Ricardo Blanco's Blog richardgwyn.com

Fiction Fiesta, reality, and Alastair Reid

The first Borges story I ever read was ‘Tlön, Uqbar, Orbis Tertius’, in the translation by Alastair Reid, while living in a derelict shepherd’s hut on a Cretan hillside. A couple of years later, like so many others… Read More

A short walk in Valparaíso

I first came across the name Valparaíso via Neruda’s poem dedicated to Don Asterio Alarcón, the clockmaker of that city, many years ago. Neruda’s house is a fabulous creation, built on five stories, most of the rooms having large… Read More

Gabo and the drunks

On Tuesday at five I do a reading in the library of the University of Cartagena – whose most famous alumnus was Gabriel García Márquez – and learn from one of the Profs that there is a crypt in the… Read More

Mompox

  Travel is often a matter of balancing a desire for control and a willingness to abandon that control when it serves no purpose. If one finds oneself in a place where timetables and commitments are loosely treated… Read More

Fictions and Foreigners: Borges and Alastair Reid

The first story I read by Borges, at the age of eighteen, was Tlön, Uqbar, Tertius Orbis. Although the name would have meant nothing to me at the time, the translation was by Alastair Reid. Forty years later,… Read More

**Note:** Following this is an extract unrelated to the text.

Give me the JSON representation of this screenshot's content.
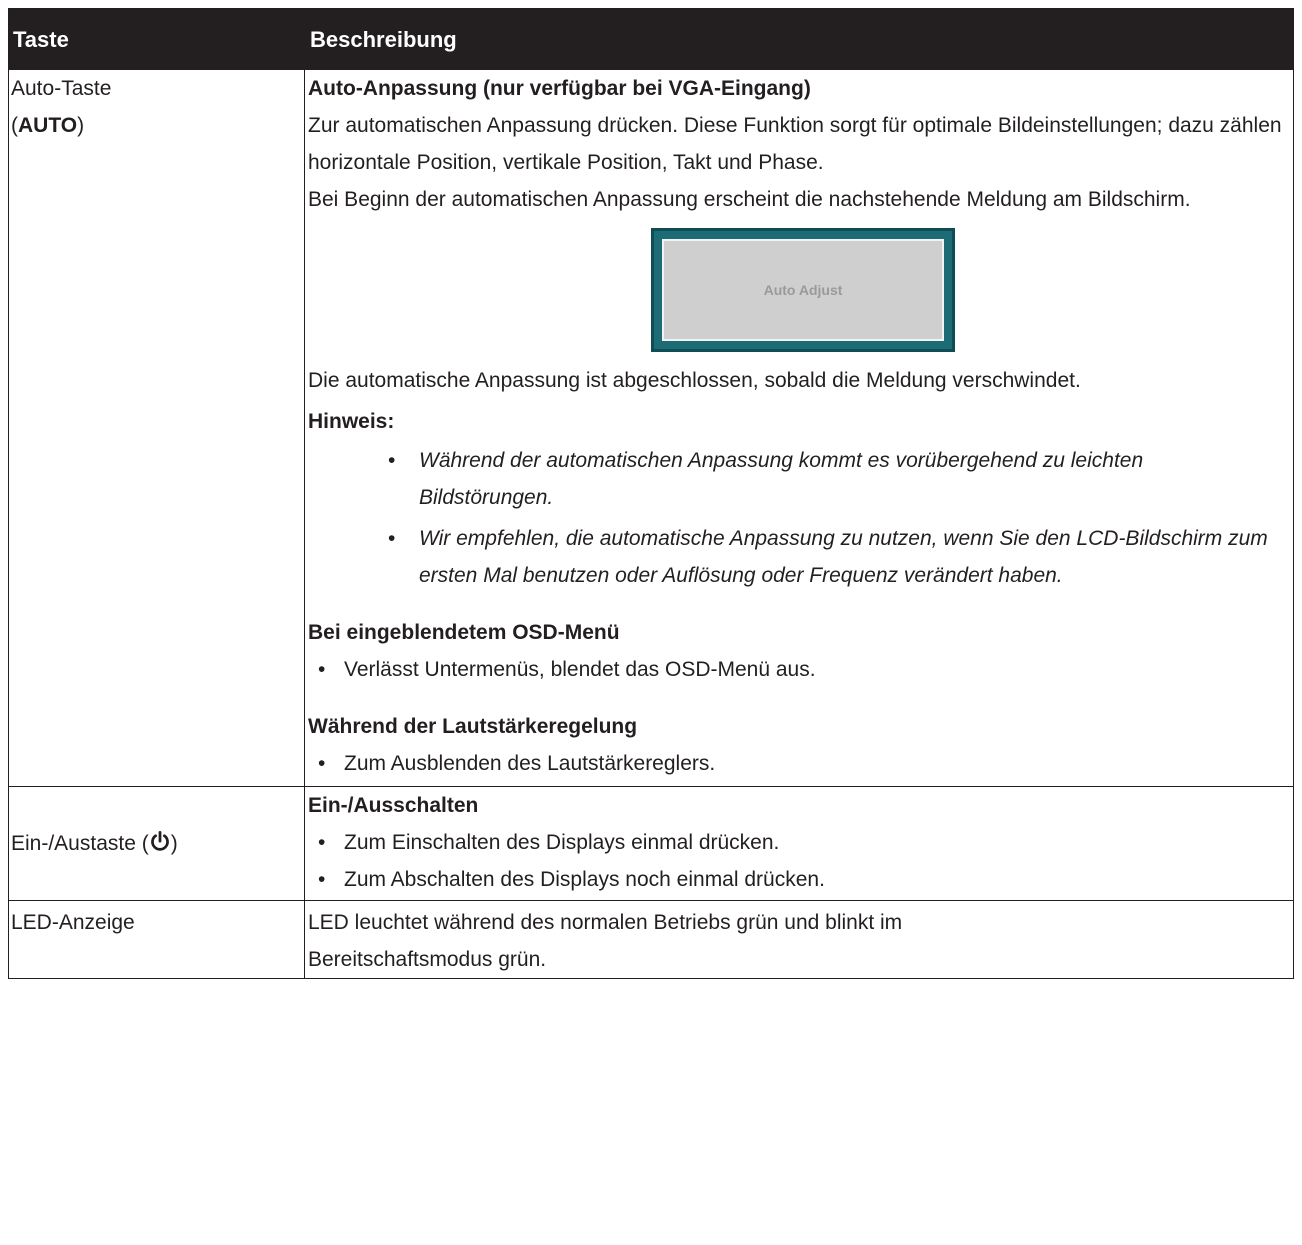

A Journey into Memory

  When I remember things from childhood or early adulthood, it often feels as though I am a passive subject, a receptacle or vessel, and the process of remembering becomes one in which memory is seeking me out,… Read More

Of Dogs and Death

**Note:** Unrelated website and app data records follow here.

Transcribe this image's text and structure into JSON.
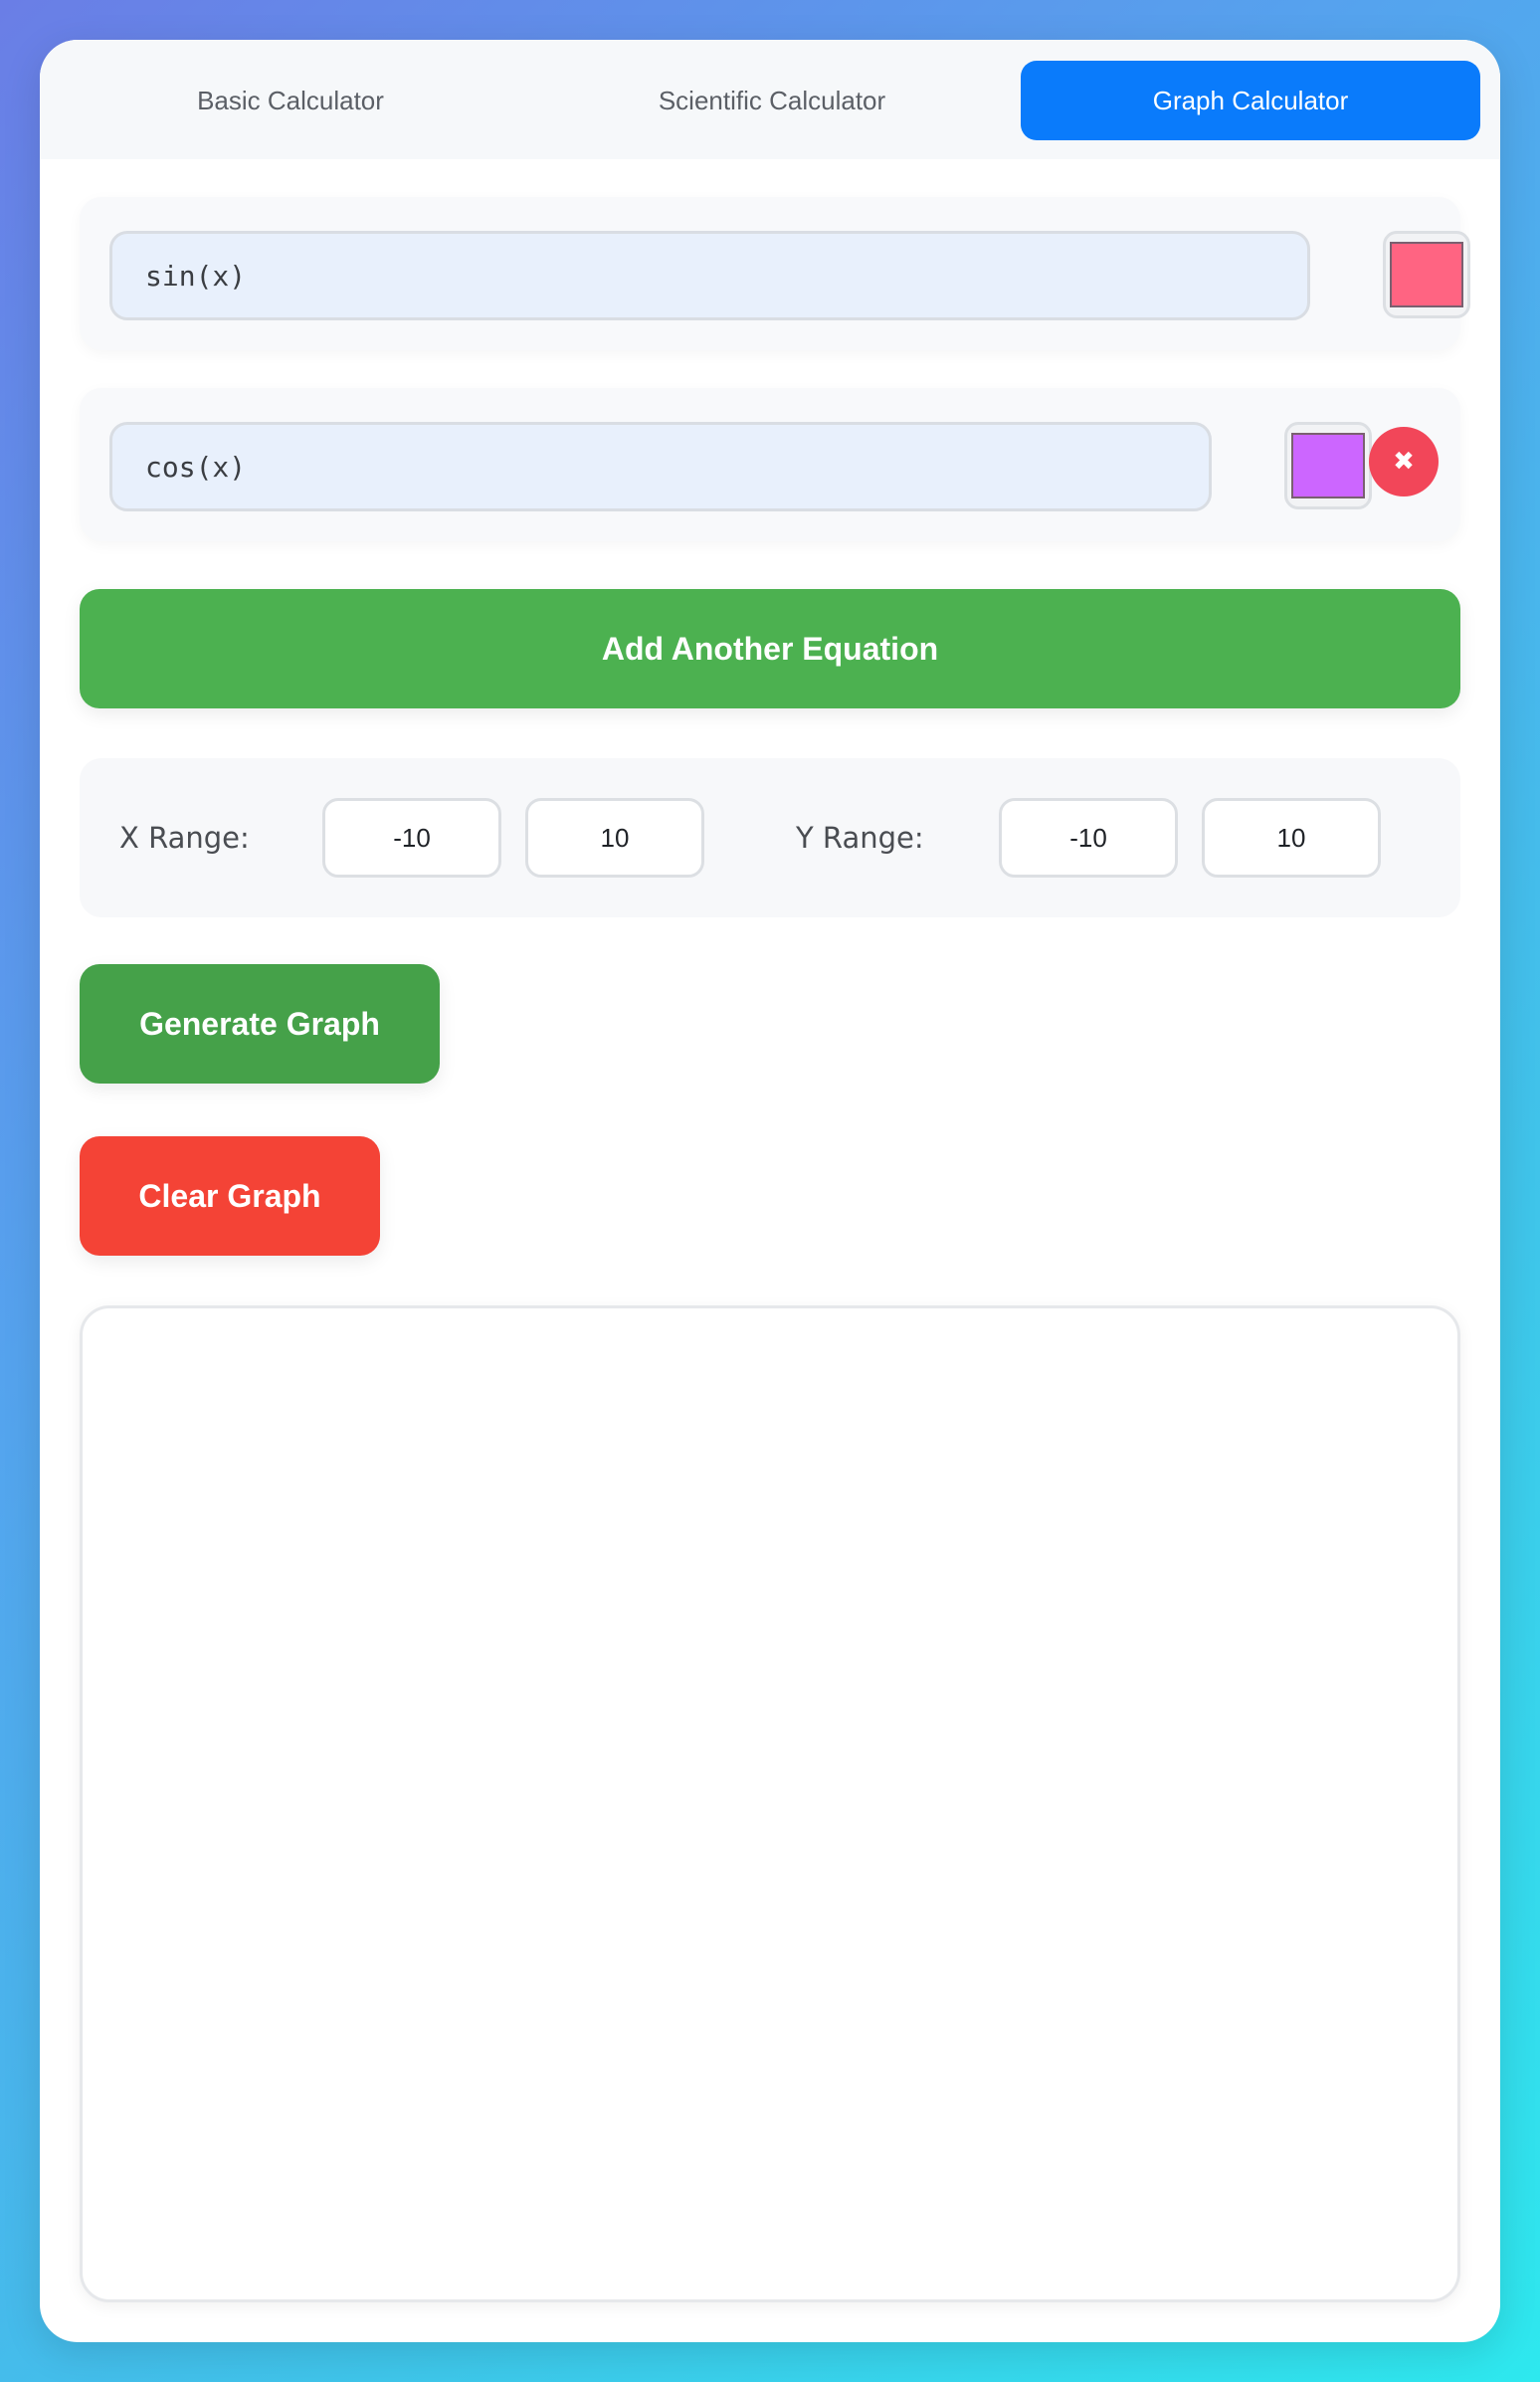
{
  "tabs": [
    {
      "label": "Basic Calculator",
      "active": false
    },
    {
      "label": "Scientific Calculator",
      "active": false
    },
    {
      "label": "Graph Calculator",
      "active": true
    }
  ],
  "equations": [
    {
      "expression": "sin(x)",
      "color": "#ff6482",
      "removable": false
    },
    {
      "expression": "cos(x)",
      "color": "#cc66ff",
      "removable": true
    }
  ],
  "remove_icon": "✖",
  "add_button_label": "Add Another Equation",
  "ranges": {
    "x_label": "X Range:",
    "x_min": "-10",
    "x_max": "10",
    "y_label": "Y Range:",
    "y_min": "-10",
    "y_max": "10"
  },
  "generate_button_label": "Generate Graph",
  "clear_button_label": "Clear Graph",
  "colors": {
    "active_tab": "#0a7bfb",
    "add_button": "#4cb150",
    "generate_button": "#45a149",
    "clear_button": "#f44336",
    "remove_button": "#f24659"
  }
}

    I wrote once before about Juan Rulfo and his novel Pedro Paramo, which has unparalleled status in Mexican literature and was a major influence on the young Gabriel García Márquez on his arrival in Mexico City… Read More

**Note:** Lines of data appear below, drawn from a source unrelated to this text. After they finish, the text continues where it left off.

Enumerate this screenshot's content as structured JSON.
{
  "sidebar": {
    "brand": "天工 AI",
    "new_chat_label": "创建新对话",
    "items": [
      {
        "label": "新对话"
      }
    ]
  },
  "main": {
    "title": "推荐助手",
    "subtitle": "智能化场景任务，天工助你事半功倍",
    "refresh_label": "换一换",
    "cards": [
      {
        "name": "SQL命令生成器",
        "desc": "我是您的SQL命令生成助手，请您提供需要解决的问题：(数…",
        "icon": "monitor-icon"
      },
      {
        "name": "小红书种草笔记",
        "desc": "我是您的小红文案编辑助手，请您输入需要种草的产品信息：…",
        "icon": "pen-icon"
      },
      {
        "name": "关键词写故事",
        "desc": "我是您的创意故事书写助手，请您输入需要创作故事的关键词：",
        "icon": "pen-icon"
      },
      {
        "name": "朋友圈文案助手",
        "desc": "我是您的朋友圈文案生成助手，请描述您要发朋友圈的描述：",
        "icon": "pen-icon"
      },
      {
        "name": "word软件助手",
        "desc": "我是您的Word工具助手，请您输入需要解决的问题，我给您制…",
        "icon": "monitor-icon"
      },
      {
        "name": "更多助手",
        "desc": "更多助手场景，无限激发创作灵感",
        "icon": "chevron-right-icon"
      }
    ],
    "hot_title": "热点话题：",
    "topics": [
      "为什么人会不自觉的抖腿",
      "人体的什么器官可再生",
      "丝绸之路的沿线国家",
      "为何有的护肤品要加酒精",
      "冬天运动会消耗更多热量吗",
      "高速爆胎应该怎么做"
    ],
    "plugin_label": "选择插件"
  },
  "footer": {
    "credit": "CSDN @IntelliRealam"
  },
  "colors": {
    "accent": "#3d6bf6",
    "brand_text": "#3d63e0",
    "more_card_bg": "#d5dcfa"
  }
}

Masks and Death

  When travelling, how do we begin to learn when someone is wearing a mask, with intent to deceive, given that we all wear masks much of the time? We all know, as Hamlet says, that ‘one may… Read More

Dubious categories

In Agota Kristof’s wonderful novel The Third Lie, Claus – or is it Lucas, his anagrammatic twin (the two central characters are indissoluble, or aspects of one and the same person) – spends his nights writing in a notebook…. Read More

Juan Rulfo and the terror of the blank page

  Juan Rulfo and accomplice. This morning, after a restless night, I spent a couple of hours picking up books from the shelves around my room, almost at random, dipping into them, dropping them on the floor, where… Read More

‘Terra Nostra’ by Carlos Fuentes

Incredible the first animal that dreamed of another animal. Monstrous the first vertebrate that succeeded in standing on two feet and thus spread terror among the beasts still normally and happily crawling close to the ground through the… Read More

Drake in the South Sea

To schoolchildren of my generation, Sir Francis Drake was a hero, the epitome of English sangfroid, insisting on finishing his game of bowls before dealing with the Spanish Armada as it sailed up the Channel. It didn’t happen… Read More